A new exhibition at Richard Thompson Museums & Collections explores the impact of Calvin and Hobbes and its creator, Bill Watterson. Although the exhibition doesn't feature Watterson himself, it explores how the comic books have had a profound impact on the culture. The exhibition also features some of Watterson's artwork, including the famous Cul de Sac artwork. It's also a fitting time to remember the comic strip's origins.
The exhibit includes a selection of artwork illustrating the life and times of both Watterson and Thompson. His relationship with Watterson is especially poignant because of the latter's recent death. Watterson has been a fan of Thompson's for decades and, in 2013, he announced the end of his syndicated strip "Cul de Sac." The two also teamed up for a dual exhibit at Columbus' Billy Ireland Cartoon Library & Museum, which focuses on Watterson's connection to the late artist.
Despite the deteriorating financial situation of the comic industry, Watterson remained a staunch supporter of the famed creator. He was a regular reader of Thompson's blog and was introduced to the comic by his friend Rich West. This relationship resulted in Watterson agreeing to be interviewed for the first time in more than three decades for a documentary called "STRIPPED." In the documentary, Watterson discussed the changing industry environment and limitations placed on cartoonists.
While retired, Watterson remained active in the comics community. His involvement with the Cartoon Research Library, now the Billy Ireland Cartoon Library and Museum, spanned over a decade. He teamed up with Rich West, an expert on political cartoons, and Lucy Caswell, the curator of the museum. Then, in 2005, he deposited over 3,000 strips of Calvin and Hobbes from its ten-year run into the Cartoon Research Library.

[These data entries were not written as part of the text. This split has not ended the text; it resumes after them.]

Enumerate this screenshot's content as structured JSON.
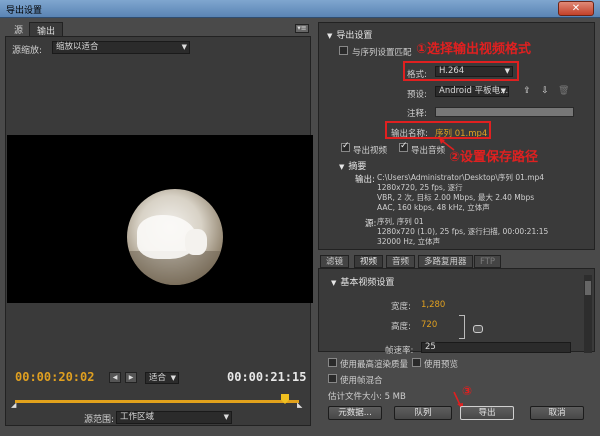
{
  "window": {
    "title": "导出设置",
    "close": "✕"
  },
  "left": {
    "tabs": [
      "源",
      "输出"
    ],
    "scale_label": "源缩放:",
    "scale_value": "缩放以适合",
    "timecode_in": "00:00:20:02",
    "timecode_out": "00:00:21:15",
    "fit_value": "适合",
    "range_label": "源范围:",
    "range_value": "工作区域"
  },
  "export": {
    "header": "导出设置",
    "match_seq_label": "与序列设置匹配",
    "format_label": "格式:",
    "format_value": "H.264",
    "preset_label": "预设:",
    "preset_value": "Android 平板电...",
    "notes_label": "注释:",
    "output_name_label": "输出名称:",
    "output_name_value": "序列 01.mp4",
    "export_video": "导出视频",
    "export_audio": "导出音频",
    "summary_header": "摘要",
    "output_label": "输出:",
    "output_lines": [
      "C:\\Users\\Administrator\\Desktop\\序列 01.mp4",
      "1280x720, 25 fps, 逐行",
      "VBR, 2 次, 目标 2.00 Mbps, 最大 2.40 Mbps",
      "AAC, 160 kbps, 48 kHz, 立体声"
    ],
    "source_label": "源:",
    "source_lines": [
      "序列, 序列 01",
      "1280x720 (1.0), 25 fps, 逐行扫描, 00:00:21:15",
      "32000 Hz, 立体声"
    ]
  },
  "annotations": {
    "a1": "①选择输出视频格式",
    "a2": "②设置保存路径",
    "a3": "③"
  },
  "tabs2": [
    "滤镜",
    "视频",
    "音频",
    "多路复用器",
    "FTP"
  ],
  "video": {
    "header": "基本视频设置",
    "width_label": "宽度:",
    "width_value": "1,280",
    "height_label": "高度:",
    "height_value": "720",
    "fps_label": "帧速率:",
    "fps_value": "25"
  },
  "options": {
    "max_render": "使用最高渲染质量",
    "use_preview": "使用预览",
    "use_blend": "使用帧混合",
    "filesize": "估计文件大小: 5 MB"
  },
  "buttons": {
    "metadata": "元数据...",
    "queue": "队列",
    "export": "导出",
    "cancel": "取消"
  },
  "colors": {
    "accent": "#e0a020",
    "annotation": "#e02020"
  }
}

In addition to his own artwork, the exhibition also includes many of his friends and collaborators. Mike Rhode, a longtime friend of Thompson, co-editor of "The Art of Richard Thompson," worked regularly as an illustrator for the Washington Post during the early 1980s. During this time, he became a mentor to Bill Watterson, who would later go on to become a prolific writer.